--- Brief ---
All lines of the entries with "assessment" in them must be listed.

──────────

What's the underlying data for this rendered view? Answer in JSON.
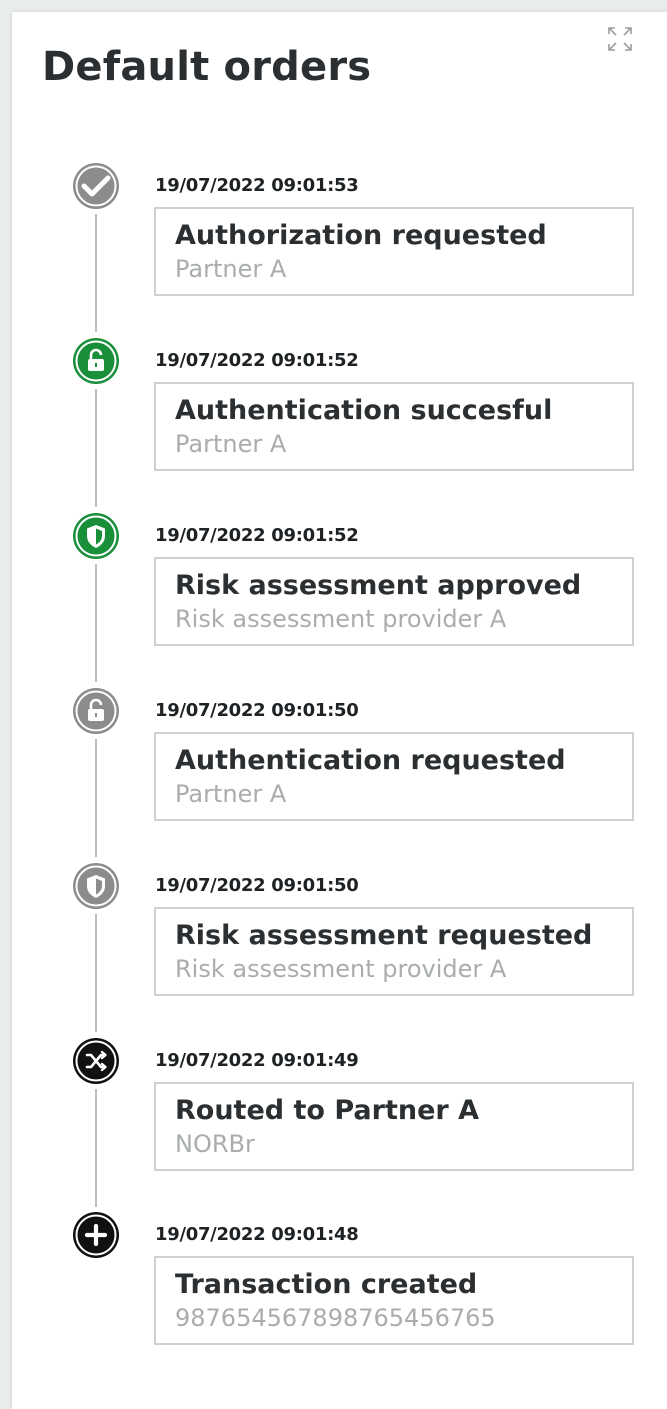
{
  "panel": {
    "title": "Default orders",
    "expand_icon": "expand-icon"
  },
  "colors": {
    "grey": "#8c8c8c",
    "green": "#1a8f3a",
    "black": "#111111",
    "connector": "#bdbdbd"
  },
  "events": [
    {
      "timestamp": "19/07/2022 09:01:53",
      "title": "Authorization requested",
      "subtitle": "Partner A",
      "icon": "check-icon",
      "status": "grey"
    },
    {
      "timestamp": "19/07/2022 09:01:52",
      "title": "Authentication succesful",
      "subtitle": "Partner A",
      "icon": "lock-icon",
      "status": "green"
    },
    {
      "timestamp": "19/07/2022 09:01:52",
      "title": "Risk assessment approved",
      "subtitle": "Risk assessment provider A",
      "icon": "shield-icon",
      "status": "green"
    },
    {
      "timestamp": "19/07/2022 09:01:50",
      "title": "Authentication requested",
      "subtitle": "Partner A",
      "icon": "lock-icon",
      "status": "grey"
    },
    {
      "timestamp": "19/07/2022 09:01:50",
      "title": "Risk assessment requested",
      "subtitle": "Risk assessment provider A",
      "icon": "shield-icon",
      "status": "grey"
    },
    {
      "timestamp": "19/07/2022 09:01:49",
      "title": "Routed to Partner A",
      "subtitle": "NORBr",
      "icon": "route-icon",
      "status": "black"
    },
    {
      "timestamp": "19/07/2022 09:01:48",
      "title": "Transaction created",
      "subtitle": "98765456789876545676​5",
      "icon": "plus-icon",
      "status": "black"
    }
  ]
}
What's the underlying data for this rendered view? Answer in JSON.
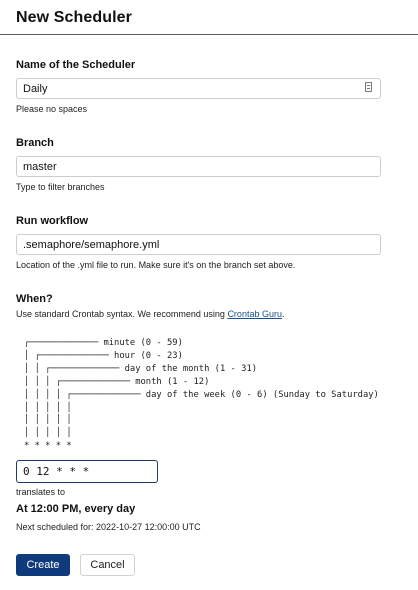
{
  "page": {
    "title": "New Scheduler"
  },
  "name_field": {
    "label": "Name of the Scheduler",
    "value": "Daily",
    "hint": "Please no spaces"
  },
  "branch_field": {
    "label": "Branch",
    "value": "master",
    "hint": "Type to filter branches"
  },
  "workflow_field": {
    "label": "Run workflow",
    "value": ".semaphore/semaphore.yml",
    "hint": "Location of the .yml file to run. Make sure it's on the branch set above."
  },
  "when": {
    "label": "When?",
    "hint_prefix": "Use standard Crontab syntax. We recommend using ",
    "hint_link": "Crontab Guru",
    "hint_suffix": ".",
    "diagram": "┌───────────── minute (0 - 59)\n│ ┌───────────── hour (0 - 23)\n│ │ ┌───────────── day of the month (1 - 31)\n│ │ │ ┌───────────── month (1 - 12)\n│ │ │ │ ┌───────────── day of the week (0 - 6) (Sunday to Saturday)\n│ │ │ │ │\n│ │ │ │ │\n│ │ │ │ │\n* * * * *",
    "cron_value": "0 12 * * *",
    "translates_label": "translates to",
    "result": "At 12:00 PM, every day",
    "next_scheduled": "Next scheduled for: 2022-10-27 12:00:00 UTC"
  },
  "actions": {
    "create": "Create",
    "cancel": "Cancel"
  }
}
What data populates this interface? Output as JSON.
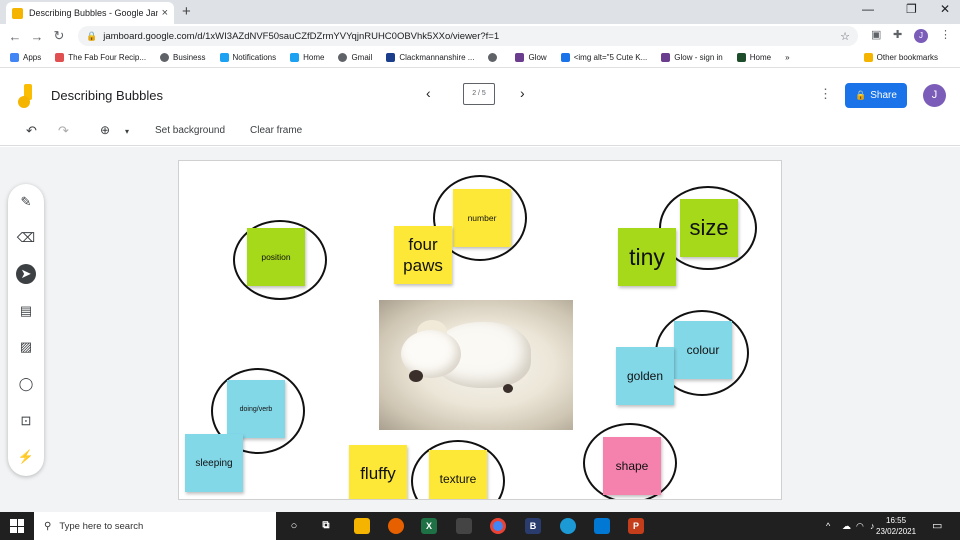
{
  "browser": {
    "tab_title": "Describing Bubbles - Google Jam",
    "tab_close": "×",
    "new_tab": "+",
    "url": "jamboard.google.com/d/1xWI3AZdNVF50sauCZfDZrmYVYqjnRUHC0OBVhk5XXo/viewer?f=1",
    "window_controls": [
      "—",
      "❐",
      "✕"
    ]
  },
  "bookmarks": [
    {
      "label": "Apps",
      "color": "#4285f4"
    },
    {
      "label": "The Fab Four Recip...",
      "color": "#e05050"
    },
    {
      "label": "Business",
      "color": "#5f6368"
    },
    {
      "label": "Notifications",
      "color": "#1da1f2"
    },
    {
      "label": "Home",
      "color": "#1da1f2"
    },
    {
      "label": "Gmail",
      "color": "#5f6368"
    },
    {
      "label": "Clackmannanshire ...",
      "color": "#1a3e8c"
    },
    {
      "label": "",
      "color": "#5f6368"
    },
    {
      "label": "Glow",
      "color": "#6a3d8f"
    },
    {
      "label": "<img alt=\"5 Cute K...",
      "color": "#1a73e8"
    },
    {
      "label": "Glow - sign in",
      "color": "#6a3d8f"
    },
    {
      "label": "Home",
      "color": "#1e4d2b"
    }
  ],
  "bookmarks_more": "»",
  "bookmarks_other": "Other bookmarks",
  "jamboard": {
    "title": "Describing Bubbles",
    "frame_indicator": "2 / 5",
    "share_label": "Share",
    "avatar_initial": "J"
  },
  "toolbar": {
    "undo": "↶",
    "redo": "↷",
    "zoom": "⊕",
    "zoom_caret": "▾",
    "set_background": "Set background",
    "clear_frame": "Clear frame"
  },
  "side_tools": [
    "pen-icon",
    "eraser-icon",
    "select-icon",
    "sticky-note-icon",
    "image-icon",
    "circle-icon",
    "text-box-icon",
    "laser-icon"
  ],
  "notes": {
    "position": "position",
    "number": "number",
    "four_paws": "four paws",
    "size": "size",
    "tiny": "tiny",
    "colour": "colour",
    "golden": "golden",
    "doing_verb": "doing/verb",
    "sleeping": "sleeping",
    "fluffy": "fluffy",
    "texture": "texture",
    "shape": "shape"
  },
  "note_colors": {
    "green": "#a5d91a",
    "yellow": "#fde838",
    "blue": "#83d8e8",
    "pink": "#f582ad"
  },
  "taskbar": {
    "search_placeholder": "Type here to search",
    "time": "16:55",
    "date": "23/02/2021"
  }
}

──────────

--- Your solution ---
      "title": "Risk assessment approved",
      "subtitle": "Risk assessment provider A",
      "title": "Risk assessment requested",
      "subtitle": "Risk assessment provider A",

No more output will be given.